## About this exercise
Copy the listing below in full and skip every picture.
Supplied entries below:
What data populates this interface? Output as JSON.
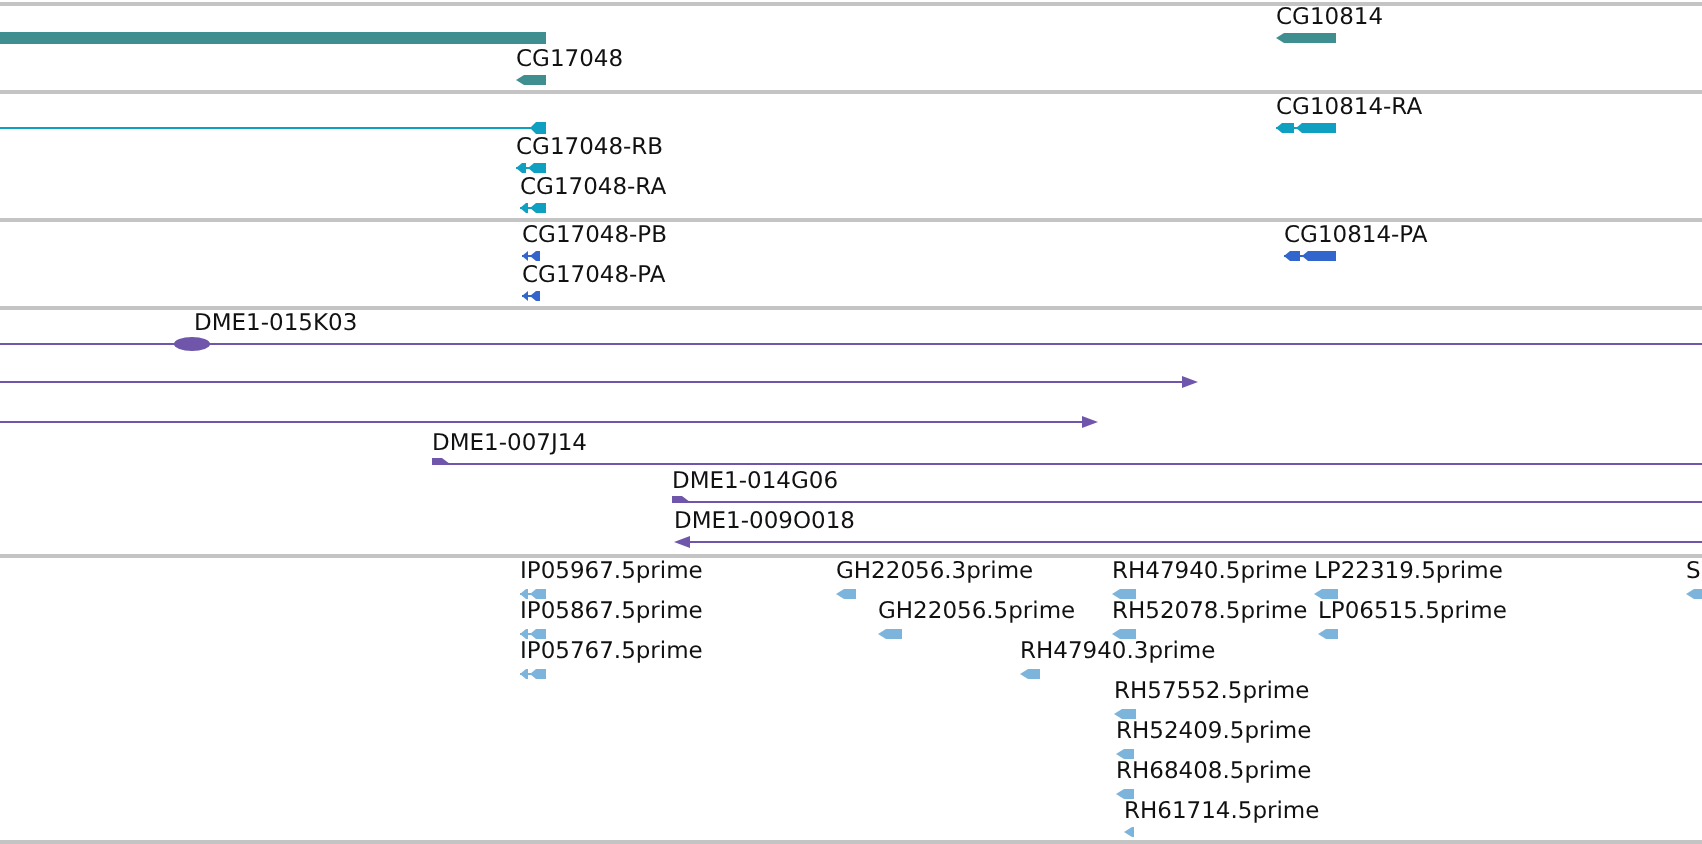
{
  "tracks": [
    {
      "color": "#3f8e90",
      "features": [
        {
          "kind": "block"
        },
        {
          "kind": "arrow-block",
          "label": "CG17048"
        },
        {
          "kind": "arrow-block",
          "label": "CG10814"
        }
      ]
    },
    {
      "color": "#0f9fc1",
      "features": [
        {
          "kind": "line-end-block"
        },
        {
          "kind": "exons",
          "label": "CG17048-RB"
        },
        {
          "kind": "exons",
          "label": "CG17048-RA"
        },
        {
          "kind": "exons",
          "label": "CG10814-RA"
        }
      ]
    },
    {
      "color": "#3366cc",
      "features": [
        {
          "kind": "exons",
          "label": "CG17048-PB"
        },
        {
          "kind": "exons",
          "label": "CG17048-PA"
        },
        {
          "kind": "exons",
          "label": "CG10814-PA"
        }
      ]
    },
    {
      "color": "#6f56ab",
      "features": [
        {
          "kind": "line-oval",
          "label": "DME1-015K03"
        },
        {
          "kind": "line-right"
        },
        {
          "kind": "line-right"
        },
        {
          "kind": "line-start-right",
          "label": "DME1-007J14"
        },
        {
          "kind": "line-start-right",
          "label": "DME1-014G06"
        },
        {
          "kind": "line-left",
          "label": "DME1-009O018"
        }
      ]
    },
    {
      "color": "#7db4dc",
      "features": [
        {
          "kind": "exons",
          "label": "IP05967.5prime"
        },
        {
          "kind": "exons",
          "label": "IP05867.5prime"
        },
        {
          "kind": "exons",
          "label": "IP05767.5prime"
        },
        {
          "kind": "arrow-block",
          "label": "GH22056.3prime"
        },
        {
          "kind": "arrow-block",
          "label": "GH22056.5prime"
        },
        {
          "kind": "arrow-block",
          "label": "RH47940.5prime"
        },
        {
          "kind": "arrow-block",
          "label": "LP22319.5prime"
        },
        {
          "kind": "arrow-block",
          "label": "S"
        },
        {
          "kind": "arrow-block",
          "label": "RH52078.5prime"
        },
        {
          "kind": "arrow-block",
          "label": "LP06515.5prime"
        },
        {
          "kind": "arrow-block",
          "label": "RH47940.3prime"
        },
        {
          "kind": "arrow-block",
          "label": "RH57552.5prime"
        },
        {
          "kind": "arrow-block",
          "label": "RH52409.5prime"
        },
        {
          "kind": "arrow-block",
          "label": "RH68408.5prime"
        },
        {
          "kind": "arrow-block",
          "label": "RH61714.5prime"
        }
      ]
    }
  ]
}
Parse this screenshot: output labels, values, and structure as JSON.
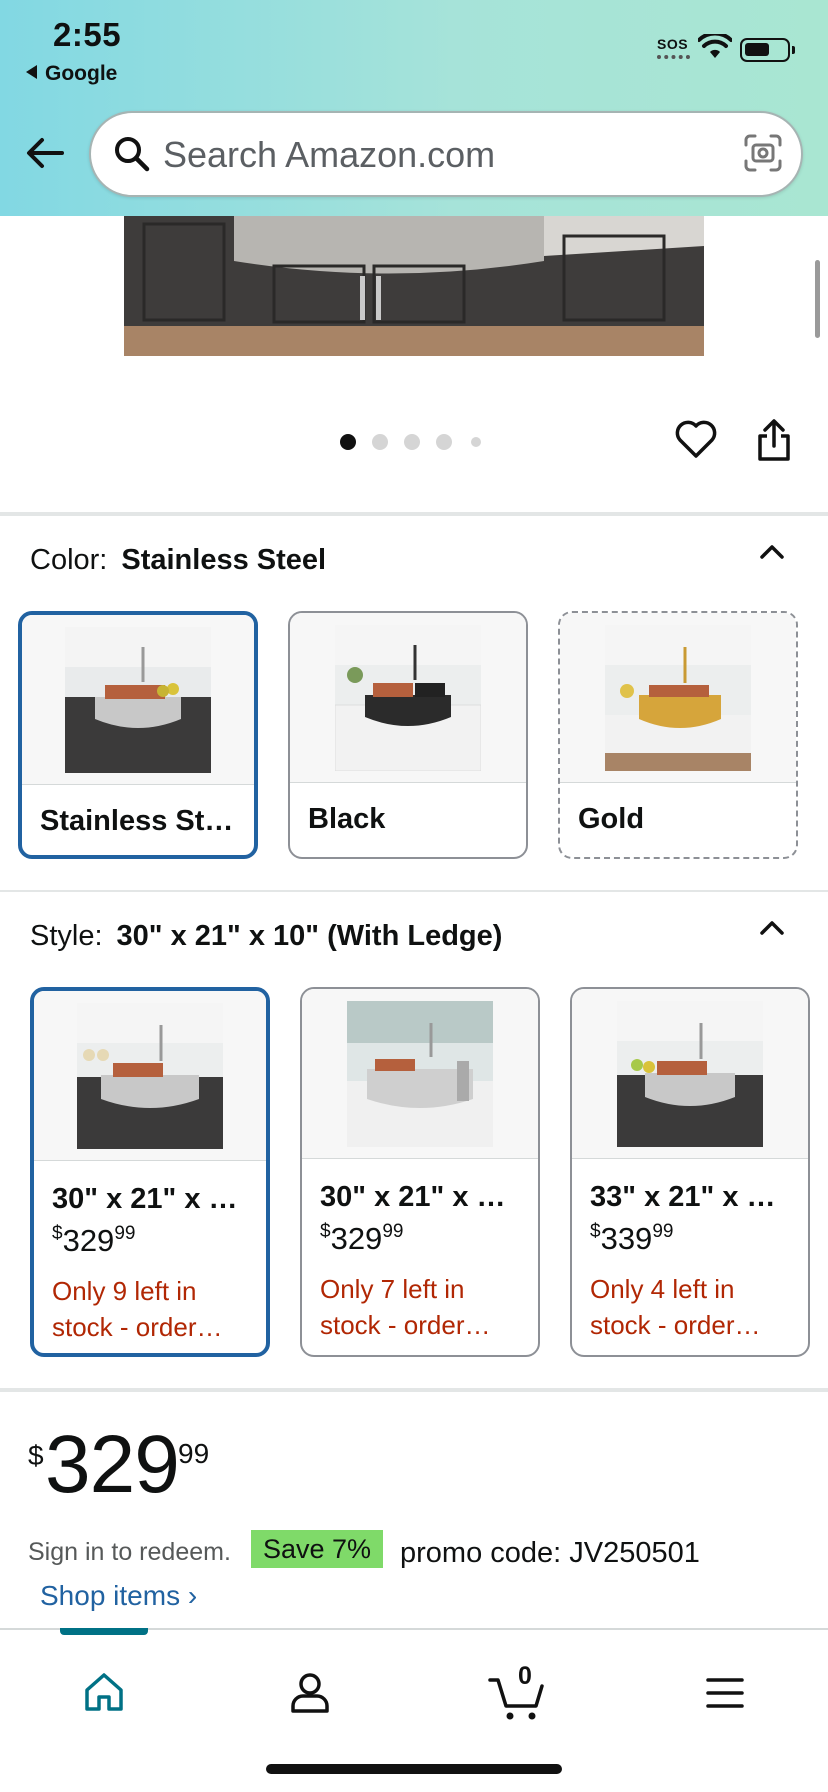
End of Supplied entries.
## Result
What data populates this interface? Output as JSON.
{
  "tracks": [
    {
      "color": "#3f8e90",
      "features": [
        {
          "kind": "block"
        },
        {
          "kind": "arrow-block",
          "label": "CG17048"
        },
        {
          "kind": "arrow-block",
          "label": "CG10814"
        }
      ]
    },
    {
      "color": "#0f9fc1",
      "features": [
        {
          "kind": "line-end-block"
        },
        {
          "kind": "exons",
          "label": "CG17048-RB"
        },
        {
          "kind": "exons",
          "label": "CG17048-RA"
        },
        {
          "kind": "exons",
          "label": "CG10814-RA"
        }
      ]
    },
    {
      "color": "#3366cc",
      "features": [
        {
          "kind": "exons",
          "label": "CG17048-PB"
        },
        {
          "kind": "exons",
          "label": "CG17048-PA"
        },
        {
          "kind": "exons",
          "label": "CG10814-PA"
        }
      ]
    },
    {
      "color": "#6f56ab",
      "features": [
        {
          "kind": "line-oval",
          "label": "DME1-015K03"
        },
        {
          "kind": "line-right"
        },
        {
          "kind": "line-right"
        },
        {
          "kind": "line-start-right",
          "label": "DME1-007J14"
        },
        {
          "kind": "line-start-right",
          "label": "DME1-014G06"
        },
        {
          "kind": "line-left",
          "label": "DME1-009O018"
        }
      ]
    },
    {
      "color": "#7db4dc",
      "features": [
        {
          "kind": "exons",
          "label": "IP05967.5prime"
        },
        {
          "kind": "exons",
          "label": "IP05867.5prime"
        },
        {
          "kind": "exons",
          "label": "IP05767.5prime"
        },
        {
          "kind": "arrow-block",
          "label": "GH22056.3prime"
        },
        {
          "kind": "arrow-block",
          "label": "GH22056.5prime"
        },
        {
          "kind": "arrow-block",
          "label": "RH47940.5prime"
        },
        {
          "kind": "arrow-block",
          "label": "LP22319.5prime"
        },
        {
          "kind": "arrow-block",
          "label": "S"
        },
        {
          "kind": "arrow-block",
          "label": "RH52078.5prime"
        },
        {
          "kind": "arrow-block",
          "label": "LP06515.5prime"
        },
        {
          "kind": "arrow-block",
          "label": "RH47940.3prime"
        },
        {
          "kind": "arrow-block",
          "label": "RH57552.5prime"
        },
        {
          "kind": "arrow-block",
          "label": "RH52409.5prime"
        },
        {
          "kind": "arrow-block",
          "label": "RH68408.5prime"
        },
        {
          "kind": "arrow-block",
          "label": "RH61714.5prime"
        }
      ]
    }
  ]
}
Parse this screenshot: output labels, values, and structure as JSON.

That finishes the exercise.